Thurman then detailed the process she had to go through to get Tarantino and Miramax, the studio funding the film, to admit any fault for her injuries, or even to allow her to see the footage of the accident. Miramax reportedly told Thurman she could have the footage if she signed a document “releasing them of any consequences of my future pain and suffering.” She chose not to.
Thurman says Tarantino’s dismissal of her continued as filming wrapped and they had to travel together to promote Kill Bill. “We were in a terrible fight for years. We had to then go through promoting the movies. It was all very thin ice. We had a fateful fight at Soho House in New York in 2004 and we were shouting at each other because he wouldn’t let me see the footage and he told me that was what they had all decided.”
For years, Thurman gave up on finding justice for the way Tarantino treated her. It was the #MeToo movement and the flood of allegations against Weinstein, forcing her to relive her own “dehumanization to the point of death” that inspired Thurman to pick up where she left off with Tarantino, trying to get him to give her the footage that showed the dangerous position he put her in.
“Quentin finally atoned by giving it to me after 15 years, right?” she said. “Not that it matters now, with my permanently damaged neck and my screwed-up knees… When they turned on me after the accident, I went from being a creative contributor and performer to being like a broken tool.”
The crash was just a turning point for Thurman, who had been mistreated by Tarantino without “feeling disempowered” for a long time. In the New York Times article, she notes that he acted as a stand-in for other actors during filming of some of Kill Bill‘s more sadistic scenes, like one where a man spit in her face, and another where he choked her with a chain.
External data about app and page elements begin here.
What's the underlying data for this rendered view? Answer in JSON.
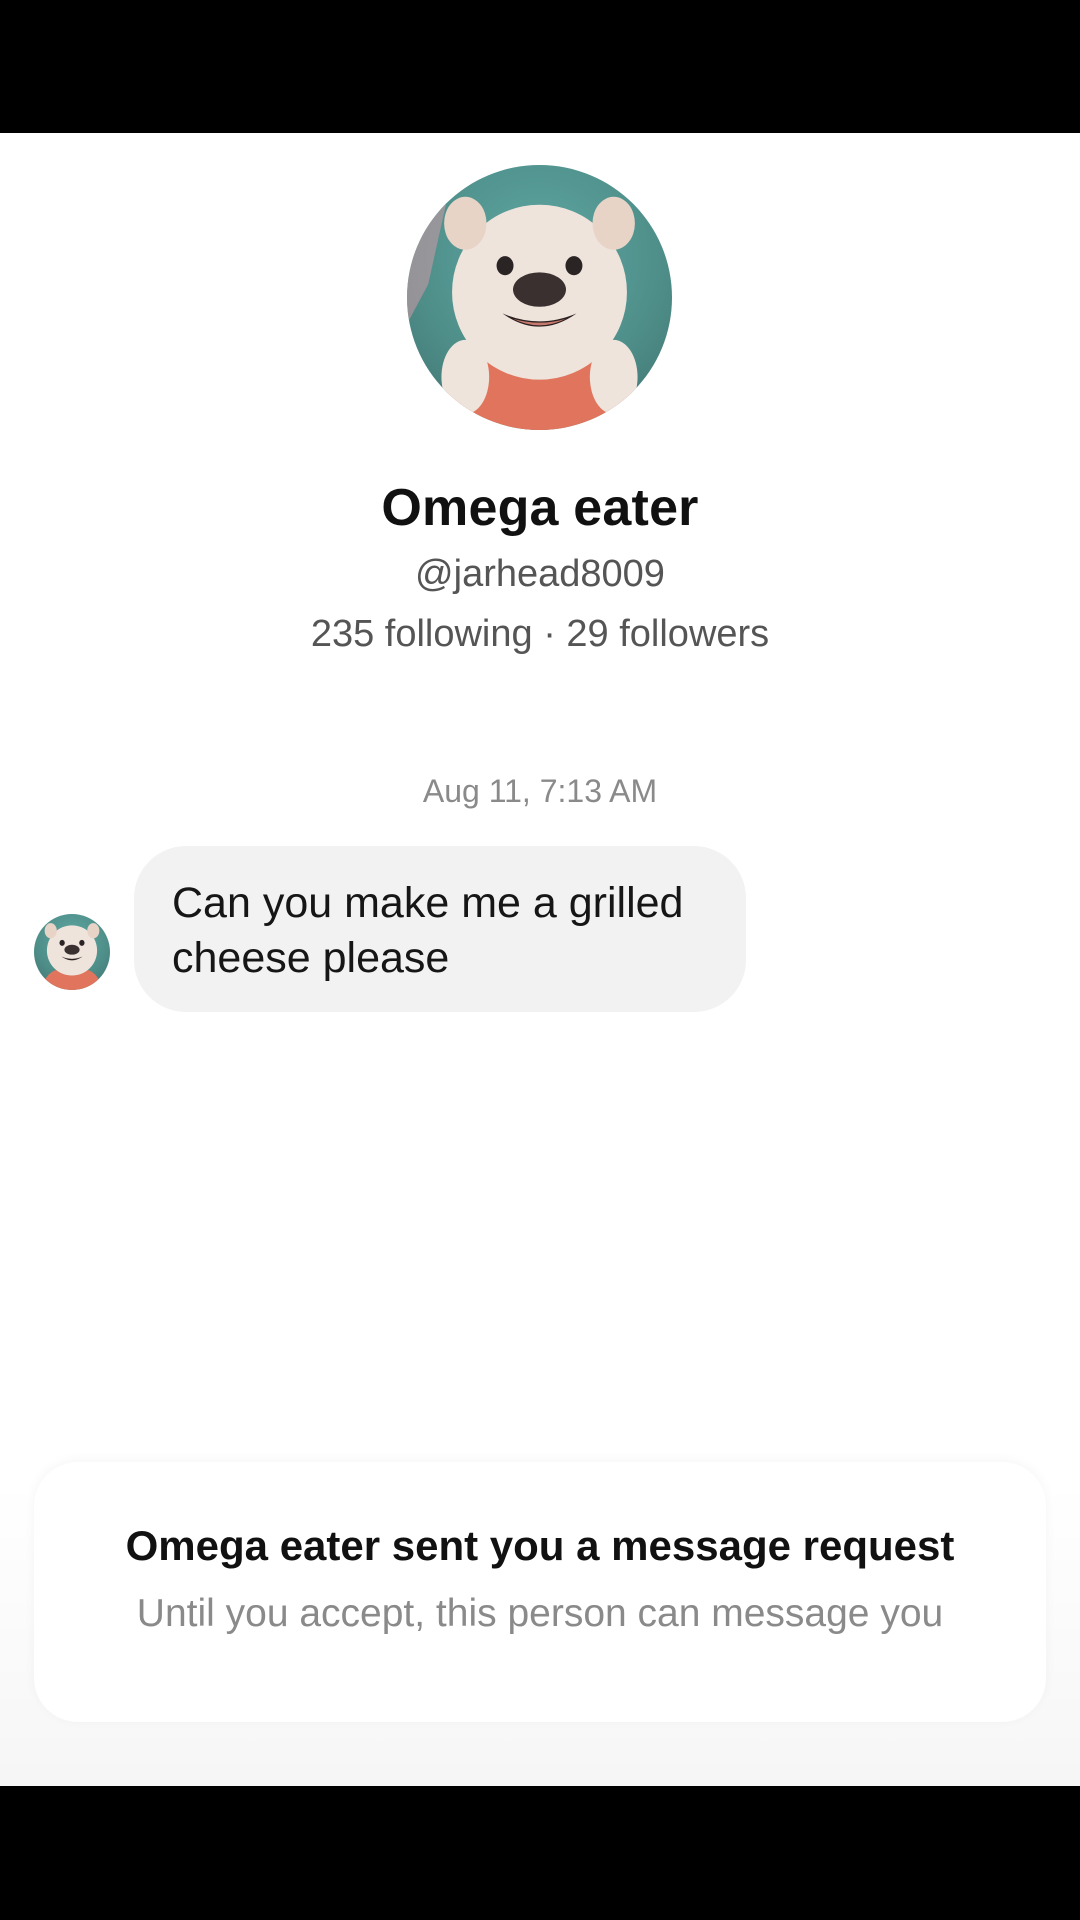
{
  "profile": {
    "name": "Omega eater",
    "handle": "@jarhead8009",
    "stats": "235 following · 29 followers",
    "avatar_icon": "french-bulldog-puppy-photo"
  },
  "conversation": {
    "timestamp": "Aug 11, 7:13 AM",
    "messages": [
      {
        "sender": "Omega eater",
        "text": "Can you make me a grilled cheese please"
      }
    ]
  },
  "request_banner": {
    "title": "Omega eater sent you a message request",
    "description": "Until you accept, this person can message you"
  },
  "colors": {
    "bubble_bg": "#f2f2f2",
    "primary_text": "#111111",
    "secondary_text": "#555555",
    "muted_text": "#8a8a8a"
  }
}
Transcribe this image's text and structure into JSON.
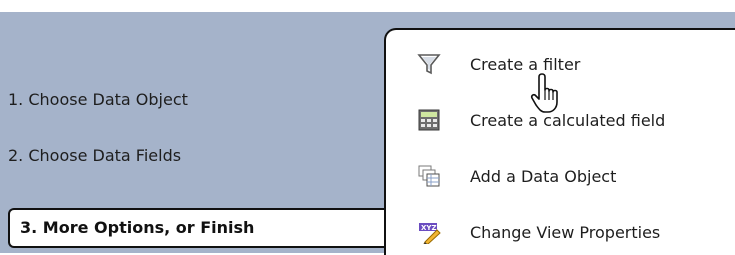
{
  "steps": {
    "step1": "1. Choose Data Object",
    "step2": "2. Choose Data Fields",
    "step3": "3. More Options, or Finish"
  },
  "options": {
    "create_filter": "Create a filter",
    "create_calculated_field": "Create a calculated field",
    "add_data_object": "Add a Data Object",
    "change_view_properties": "Change View Properties"
  },
  "colors": {
    "panel_bg": "#a5b3ca",
    "active_bg": "#ffffff",
    "text": "#1e1e1e"
  },
  "icons": {
    "filter": "filter-funnel-icon",
    "calculator": "calculator-icon",
    "add_object": "add-data-object-icon",
    "view_properties": "view-properties-icon",
    "cursor": "hand-pointer-cursor-icon"
  }
}
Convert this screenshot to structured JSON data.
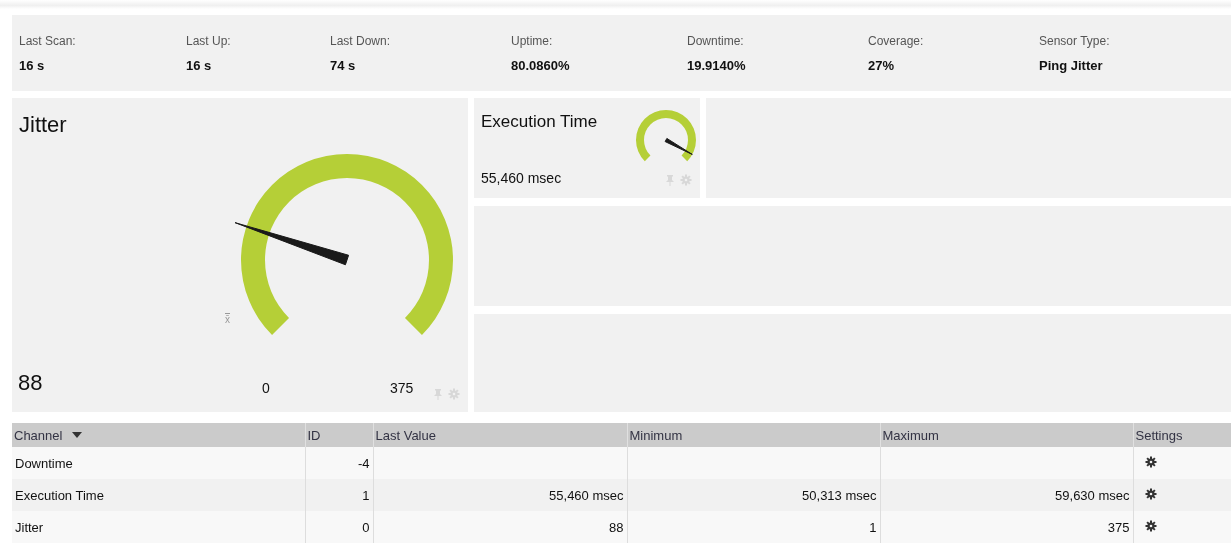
{
  "stats": [
    {
      "label": "Last Scan:",
      "value": "16 s"
    },
    {
      "label": "Last Up:",
      "value": "16 s"
    },
    {
      "label": "Last Down:",
      "value": "74 s"
    },
    {
      "label": "Uptime:",
      "value": "80.0860%"
    },
    {
      "label": "Downtime:",
      "value": "19.9140%"
    },
    {
      "label": "Coverage:",
      "value": "27%"
    },
    {
      "label": "Sensor Type:",
      "value": "Ping Jitter"
    }
  ],
  "main_gauge": {
    "title": "Jitter",
    "value": "88",
    "min": "0",
    "max": "375",
    "mean_label": "x̄",
    "level": 0.235
  },
  "small_gauge": {
    "title": "Execution Time",
    "value": "55,460 msec",
    "level": 0.94
  },
  "table": {
    "columns": [
      "Channel",
      "ID",
      "Last Value",
      "Minimum",
      "Maximum",
      "Settings"
    ],
    "rows": [
      {
        "cells": [
          "Downtime",
          "-4",
          "",
          "",
          ""
        ]
      },
      {
        "cells": [
          "Execution Time",
          "1",
          "55,460 msec",
          "50,313 msec",
          "59,630 msec"
        ]
      },
      {
        "cells": [
          "Jitter",
          "0",
          "88",
          "1",
          "375"
        ]
      }
    ]
  }
}
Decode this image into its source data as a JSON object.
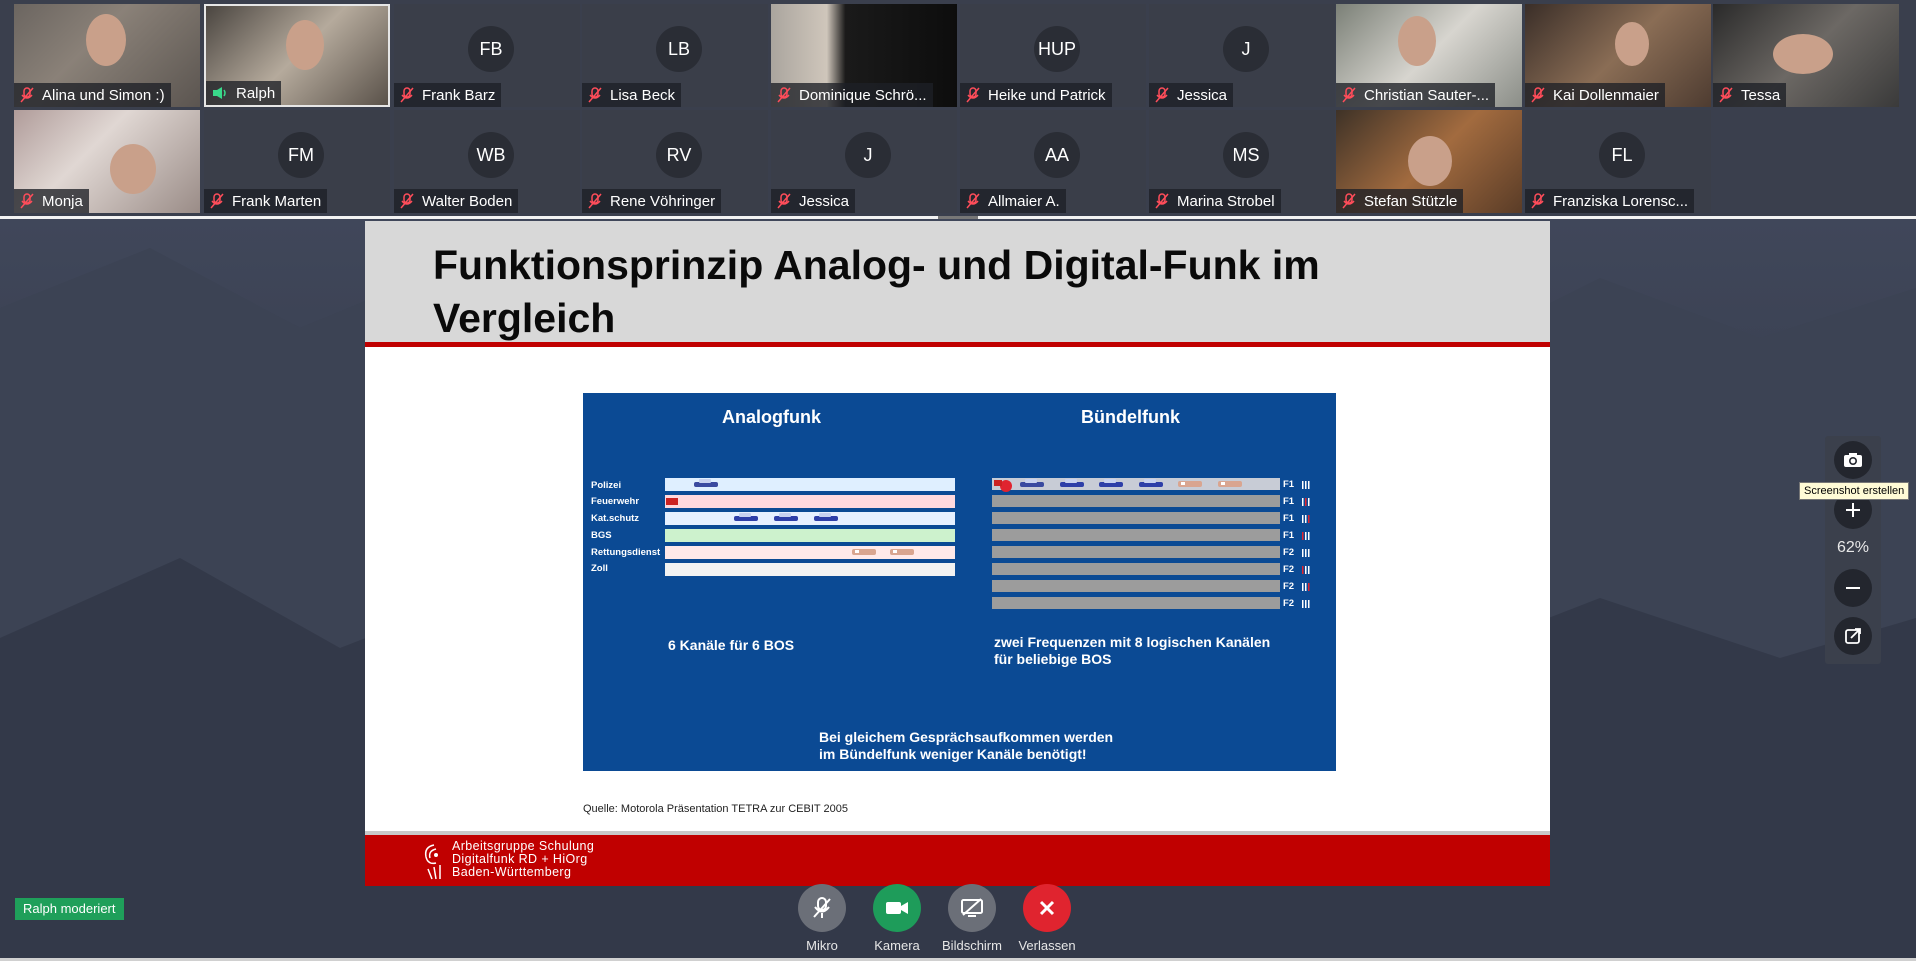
{
  "participants": [
    {
      "name": "Alina und Simon :)",
      "initials": "",
      "mic": "muted"
    },
    {
      "name": "Ralph",
      "initials": "",
      "mic": "speaking"
    },
    {
      "name": "Frank Barz",
      "initials": "FB",
      "mic": "muted"
    },
    {
      "name": "Lisa Beck",
      "initials": "LB",
      "mic": "muted"
    },
    {
      "name": "Dominique Schrö...",
      "initials": "",
      "mic": "muted"
    },
    {
      "name": "Heike und Patrick",
      "initials": "HUP",
      "mic": "muted"
    },
    {
      "name": "Jessica",
      "initials": "J",
      "mic": "muted"
    },
    {
      "name": "Christian Sauter-...",
      "initials": "",
      "mic": "muted"
    },
    {
      "name": "Kai Dollenmaier",
      "initials": "",
      "mic": "muted"
    },
    {
      "name": "Tessa",
      "initials": "",
      "mic": "muted"
    },
    {
      "name": "Monja",
      "initials": "",
      "mic": "muted"
    },
    {
      "name": "Frank Marten",
      "initials": "FM",
      "mic": "muted"
    },
    {
      "name": "Walter Boden",
      "initials": "WB",
      "mic": "muted"
    },
    {
      "name": "Rene Vöhringer",
      "initials": "RV",
      "mic": "muted"
    },
    {
      "name": "Jessica",
      "initials": "J",
      "mic": "muted"
    },
    {
      "name": "Allmaier A.",
      "initials": "AA",
      "mic": "muted"
    },
    {
      "name": "Marina Strobel",
      "initials": "MS",
      "mic": "muted"
    },
    {
      "name": "Stefan Stützle",
      "initials": "",
      "mic": "muted"
    },
    {
      "name": "Franziska Lorensc...",
      "initials": "FL",
      "mic": "muted"
    }
  ],
  "slide": {
    "title": "Funktionsprinzip Analog- und Digital-Funk im Vergleich",
    "figure": {
      "heading_left": "Analogfunk",
      "heading_right": "Bündelfunk",
      "rows": [
        "Polizei",
        "Feuerwehr",
        "Kat.schutz",
        "BGS",
        "Rettungsdienst",
        "Zoll"
      ],
      "frequency_labels": [
        "F1",
        "F1",
        "F1",
        "F1",
        "F2",
        "F2",
        "F2",
        "F2"
      ],
      "caption_left": "6 Kanäle für 6 BOS",
      "caption_right_1": "zwei Frequenzen mit 8 logischen Kanälen",
      "caption_right_2": "für beliebige BOS",
      "conclusion_1": "Bei gleichem Gesprächsaufkommen werden",
      "conclusion_2": "im Bündelfunk weniger Kanäle benötigt!"
    },
    "source": "Quelle: Motorola Präsentation TETRA zur CEBIT 2005",
    "footer_org_1": "Arbeitsgruppe  Schulung",
    "footer_org_2": "Digitalfunk RD + HiOrg",
    "footer_org_3": "Baden-Württemberg"
  },
  "side_panel": {
    "tooltip": "Screenshot erstellen",
    "zoom": "62%",
    "icons": [
      "camera-icon",
      "zoom-in-icon",
      "zoom-out-icon",
      "popout-icon"
    ]
  },
  "moderation_badge": "Ralph moderiert",
  "controls": {
    "mic_label": "Mikro",
    "camera_label": "Kamera",
    "screen_label": "Bildschirm",
    "leave_label": "Verlassen"
  },
  "colors": {
    "slide_red": "#c00000",
    "figure_blue": "#0b4a94",
    "camera_green": "#1e9c5a",
    "leave_red": "#e0242f",
    "control_gray": "#6b6f78",
    "badge_green": "#1f9f5a"
  }
}
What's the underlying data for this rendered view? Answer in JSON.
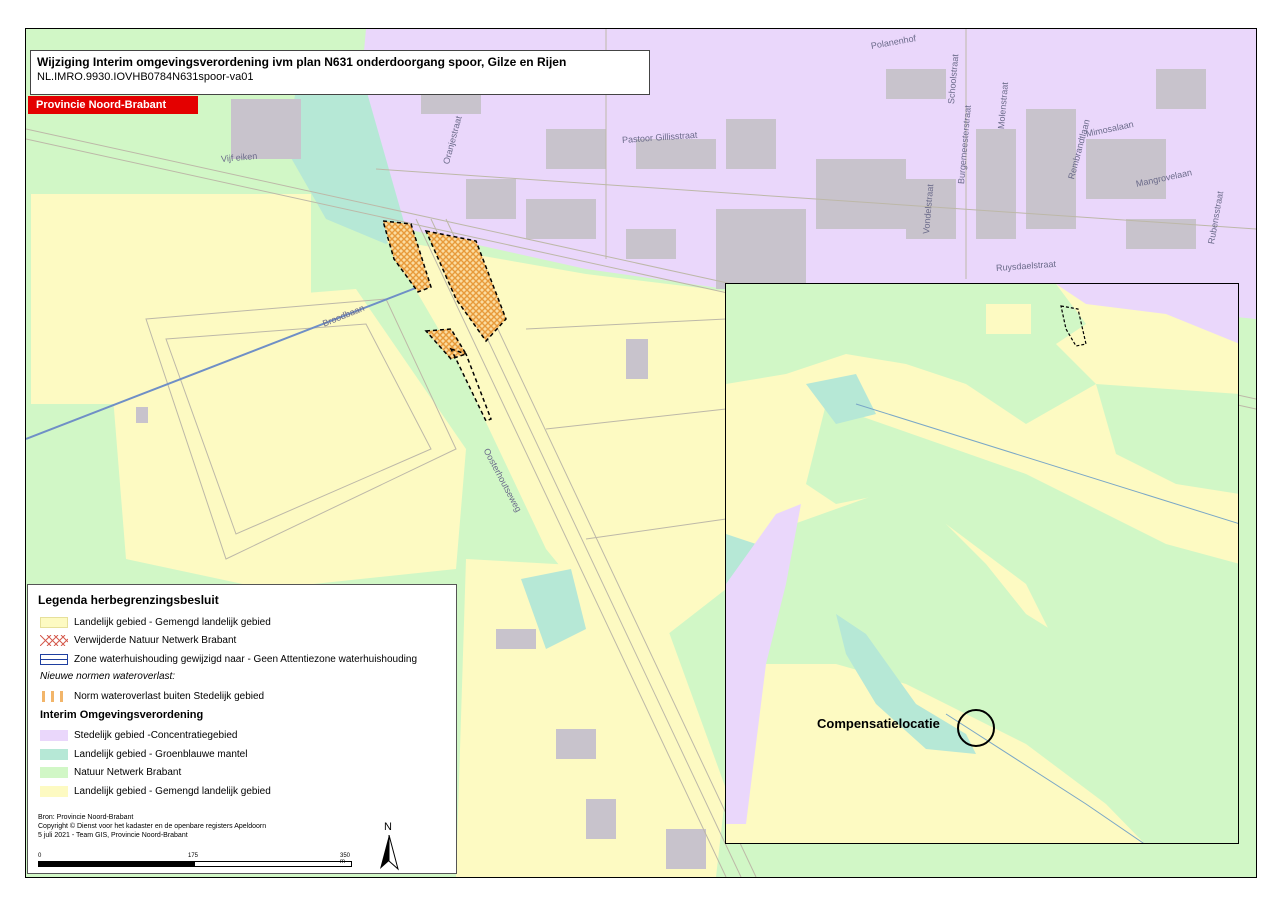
{
  "title": {
    "line1": "Wijziging Interim omgevingsverordening ivm plan N631 onderdoorgang spoor, Gilze en Rijen",
    "line2": "NL.IMRO.9930.IOVHB0784N631spoor-va01"
  },
  "province_badge": "Provincie Noord-Brabant",
  "streets": [
    {
      "label": "Vijf eiken"
    },
    {
      "label": "Broodbaan"
    },
    {
      "label": "Oranjestraat"
    },
    {
      "label": "Pastoor Gillisstraat"
    },
    {
      "label": "Schoolstraat"
    },
    {
      "label": "Burgemeesterstraat"
    },
    {
      "label": "Molenstraat"
    },
    {
      "label": "Vondelstraat"
    },
    {
      "label": "Ruysdaelstraat"
    },
    {
      "label": "Mangrovelaan"
    },
    {
      "label": "Rubensstraat"
    },
    {
      "label": "Polanenhof"
    },
    {
      "label": "Rembrandtlaan"
    },
    {
      "label": "Mimosalaan"
    },
    {
      "label": "Oosterhoutseweg"
    }
  ],
  "legend": {
    "title": "Legenda herbegrenzingsbesluit",
    "herbegrenzing": [
      {
        "label": "Landelijk gebied - Gemengd landelijk gebied",
        "swatch": "#fdfac2"
      },
      {
        "label": "Verwijderde Natuur Netwerk Brabant",
        "swatch": "hatch-red"
      },
      {
        "label": "Zone waterhuishouding gewijzigd naar - Geen Attentiezone waterhuishouding",
        "swatch": "double-blue"
      }
    ],
    "nieuwe_normen_label": "Nieuwe normen wateroverlast:",
    "norm_row": {
      "label": "Norm wateroverlast buiten Stedelijk gebied",
      "swatch": "orange-stripes"
    },
    "interim_title": "Interim Omgevingsverordening",
    "interim": [
      {
        "label": "Stedelijk gebied -Concentratiegebied",
        "swatch": "#ead7fb"
      },
      {
        "label": "Landelijk gebied - Groenblauwe mantel",
        "swatch": "#b6e8d6"
      },
      {
        "label": "Natuur Netwerk Brabant",
        "swatch": "#d1f7c6"
      },
      {
        "label": "Landelijk gebied - Gemengd landelijk gebied",
        "swatch": "#fdfac2"
      }
    ],
    "credits": [
      "Bron: Provincie Noord-Brabant",
      "Copyright © Dienst voor het kadaster en de openbare registers Apeldoorn",
      "5 juli 2021 - Team GIS, Provincie Noord-Brabant"
    ],
    "scale": {
      "labels": [
        "0",
        "175",
        "350 m"
      ]
    },
    "north_label": "N"
  },
  "inset": {
    "label": "Compensatielocatie"
  },
  "colors": {
    "stedelijk": "#ead7fb",
    "groenblauw": "#b6e8d6",
    "natuur": "#d1f7c6",
    "landelijk": "#fdfac2",
    "buildings": "#c8c3cc",
    "water": "#6f8fc6",
    "province_red": "#e40000"
  }
}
Thurman’s longtime friend and fellow actor, Jessica Chastain, weighed in to criticize Tarantino for that behavior. Her insight is dead-on.
I keep imagining Tarantino spitting in Uma's face and strangling her with a chain for KILL BILL. How many images of women in media do we celebrate that showcase abuse? When did this become normalized 'entertainment'?
— Jessica Chastain (@jes_chastain) February 4, 2018
When violence against women is used as a plot device to make the characters stronger then we have a problem. It is not empowering to be beaten and raped, yet so many films make it their 'pheonix' moment for women. We don't need abuse in order to be powerful. We already are.— Jessica Chastain (@jes_chastain) February 4, 2018
Directors inserting themselves into a scene depicting abuse is crossing a boundary. How can an actor feel safe when your director is strangling you?— Jessica Chastain (@jes_chastain) February 4, 2018
It’s no wonder Thurman is so angry. What she’s been through would be enough to break many women. Yet somehow, she’s emerged from the other side, ready to speak her truth and make sure predators like Weinstein and Tarantino are finally, officially, canceled.
“Harvey assaulted me but that didn’t kill me,” she said. “What really got me about the crash was that it was a cheap shot. I had been through so many rings of fire by that point. I had really always felt a connection to the greater good in my work with Quentin and most of what I allowed to happen to me and what I participated in was kind of like a horrible mud wrestle with a very angry brother. But at least I had some say, you know?”
She continued, “Personally, it has taken me 47 years to stop calling people who are mean to you ‘in love’ with you. It took a long time because I think that as little girls we are conditioned to believe that cruelty and love somehow have a connection and that is like the sort of era that we need to evolve out of.”